Use of Learning Aids
Early learning in sport teachings generally require the reliance upon fun and age-appropriate learning aids like plastic bats, bubbles, noodles, cones, dots, parachutes and more. The advantage the early learning coach receives from the use of these tools is that young children come into the learning environment already familiar with them. These tools inspire children, they get young children excited.
When these gentle teachings are combined with positive reinforcement and an abundance of encouragement the early learning coaching process works to develop:
- a passion for the game,
- positive attitude and
- children's coachabilty.
Teaching Time: 4 Minutes
Level of Instructional Difficulty: Easy
Ages Appropriate for: 3 years +
Bat Control Script
Early learners, as they get older are able to understand and retain more. At about age four, it becomes possible to adapt instructional strategies in ways that will accommodate their eventual transition into higher levels of sport. Adapted instruction, contrary to what some might think, exists not to dumb sports down for early learners but to accommodate physical limitations, help in the translations of complex sports processes and create more fluidity in practice to build confidence and a love of the game.
This is an early learning script to teach bat control. While it can begin to be taught to children age three, it works better for more mature early learners to teach young children how to hit a baseball and exercise bat control.
Parent Coach: Where does the rain from?
Parent Coach: Where are clouds, (pointing up) high in the sky or (pointing down) low in the snow?
Children: High to the sky.
Parent Coach: And what do we use to hit a baseball?
Children: A baseball bat.
Parent Coach: Where is the top of the bat? Let child locate it. You can cognitively challenge them by pointing and saying, "Is it here (bottom of bat)? Let children locate it and communicate where it is to you. Give them a voice.
Note: Have patience --The more you allow children to do the work, the more invested the they will be in the learning process and your coaching.
Parent Coach:That's right. And where do we hold a baseball bat? Again, let the child locate it. They will often point and not know what the handle is called. This is called the handle, can you say, handle? It is the handle of the baseball bat.
Parent Coach: (Distribute plastic baseball bats to Moms or Dads) When you are ready, have them hold the baseball bat like you are, by having it point high-to-the-sky.
Parent Coach: (Pointing your bat upward) Ask, is the bat high-to-the-sky or low-to-the-snow?
Test Moving the Bat: Bat down. Ready, Bat high-to-the-sky. Repeat this up and down motion up to 5x's then add this bat control lesson to hitting from the tee.
Parent Coach Review: So where does our baseball bat point when we hit?
- Have patience. Introduce new baseball lessons a few steps at a time when teaching young children. Remember children learn best by doing.
- Have fun. Try to teach without using the word "no." Great coaches are birdies on the shoulders guiding players, not bulldozers.
- Use verbal cues. Try to use a hands off approach when coaching. Easy phrases like "high-to-the-sky" children understand, they can remember and they will be empowered by to make simple self-adjustments in their technique. Good verbal cues are qualities of great coaching.

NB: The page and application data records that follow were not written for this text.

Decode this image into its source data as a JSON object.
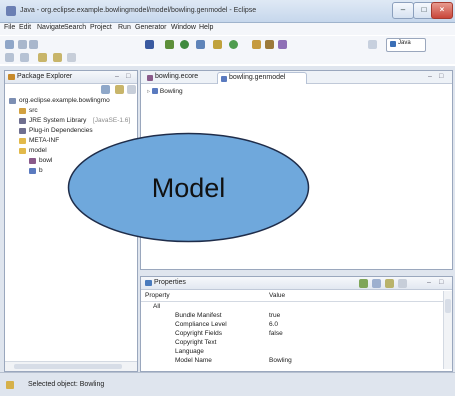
{
  "window": {
    "title": "Java - org.eclipse.example.bowlingmodel/model/bowling.genmodel - Eclipse"
  },
  "menubar": {
    "items": [
      "File",
      "Edit",
      "Navigate",
      "Search",
      "Project",
      "Run",
      "Generator",
      "Window",
      "Help"
    ]
  },
  "toolbar": {
    "perspective_label": "Java"
  },
  "package_explorer": {
    "title": "Package Explorer",
    "tree": [
      {
        "label": "org.eclipse.example.bowlingmo",
        "icon": "project-icon"
      },
      {
        "label": "src",
        "icon": "source-folder-icon"
      },
      {
        "label": "JRE System Library",
        "suffix": "[JavaSE-1.6]",
        "icon": "library-icon"
      },
      {
        "label": "Plug-in Dependencies",
        "icon": "library-icon"
      },
      {
        "label": "META-INF",
        "icon": "folder-icon"
      },
      {
        "label": "model",
        "icon": "folder-icon"
      },
      {
        "label": "bowl",
        "icon": "ecore-file-icon"
      },
      {
        "label": "b",
        "icon": "genmodel-file-icon"
      }
    ]
  },
  "editor": {
    "tabs": [
      {
        "label": "bowling.ecore",
        "icon": "ecore-file-icon"
      },
      {
        "label": "bowling.genmodel",
        "icon": "genmodel-file-icon"
      }
    ],
    "tree_root": "Bowling"
  },
  "properties": {
    "title": "Properties",
    "columns": [
      "Property",
      "Value"
    ],
    "category": "All",
    "rows": [
      {
        "key": "Bundle Manifest",
        "value": "true"
      },
      {
        "key": "Compliance Level",
        "value": "6.0"
      },
      {
        "key": "Copyright Fields",
        "value": "false"
      },
      {
        "key": "Copyright Text",
        "value": ""
      },
      {
        "key": "Language",
        "value": ""
      },
      {
        "key": "Model Name",
        "value": "Bowling"
      }
    ]
  },
  "status": {
    "text": "Selected object: Bowling"
  },
  "overlay": {
    "label": "Model",
    "fill": "#6fa8dc",
    "stroke": "#1f2d4a"
  }
}
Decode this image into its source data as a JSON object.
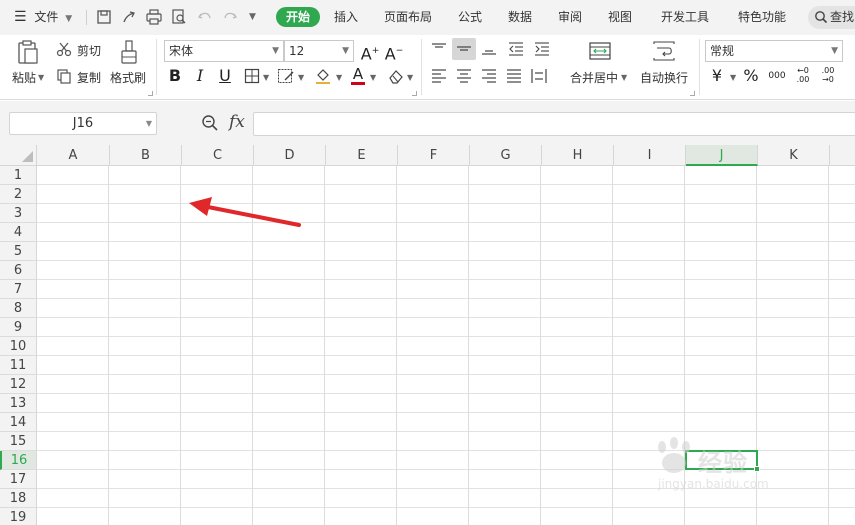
{
  "menubar": {
    "file_label": "文件",
    "tabs": [
      {
        "label": "开始",
        "active": true
      },
      {
        "label": "插入"
      },
      {
        "label": "页面布局"
      },
      {
        "label": "公式"
      },
      {
        "label": "数据"
      },
      {
        "label": "审阅"
      },
      {
        "label": "视图"
      },
      {
        "label": "开发工具"
      },
      {
        "label": "特色功能"
      }
    ],
    "search_label": "查找"
  },
  "ribbon": {
    "paste_label": "粘贴",
    "cut_label": "剪切",
    "copy_label": "复制",
    "format_painter_label": "格式刷",
    "font_name": "宋体",
    "font_size": "12",
    "bold": "B",
    "italic": "I",
    "underline": "U",
    "merge_center_label": "合并居中",
    "wrap_text_label": "自动换行",
    "number_format": "常规",
    "currency_symbol": "¥",
    "percent_symbol": "%",
    "thousands_symbol": "000",
    "inc_decimal": "←0\n.00",
    "dec_decimal": ".00\n→0"
  },
  "formula_bar": {
    "name_box": "J16",
    "fx_label": "fx",
    "formula_value": ""
  },
  "sheet": {
    "columns": [
      "A",
      "B",
      "C",
      "D",
      "E",
      "F",
      "G",
      "H",
      "I",
      "J",
      "K"
    ],
    "rows": [
      "1",
      "2",
      "3",
      "4",
      "5",
      "6",
      "7",
      "8",
      "9",
      "10",
      "11",
      "12",
      "13",
      "14",
      "15",
      "16",
      "17",
      "18",
      "19"
    ],
    "selected_column": "J",
    "selected_row": "16",
    "active_cell": "J16"
  },
  "watermark": {
    "text": "经验",
    "sub": "jingyan.baidu.com"
  },
  "colors": {
    "accent_green": "#2fa84f",
    "annotation_red": "#e0282b"
  }
}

- Inspire children through praise. Enable a child's own ability to find value in self-improvement by praising their efforts. Ask more questions they can answer and praise them when they answer correctly.
- Focus on the small wins. The perfect swing does not exist. Young children get better when they have fun.
Good luck and enjoy yourself,
~Dr. Brad Kayden "Coach Pickles"
© 2008 Dr Bradley Kayden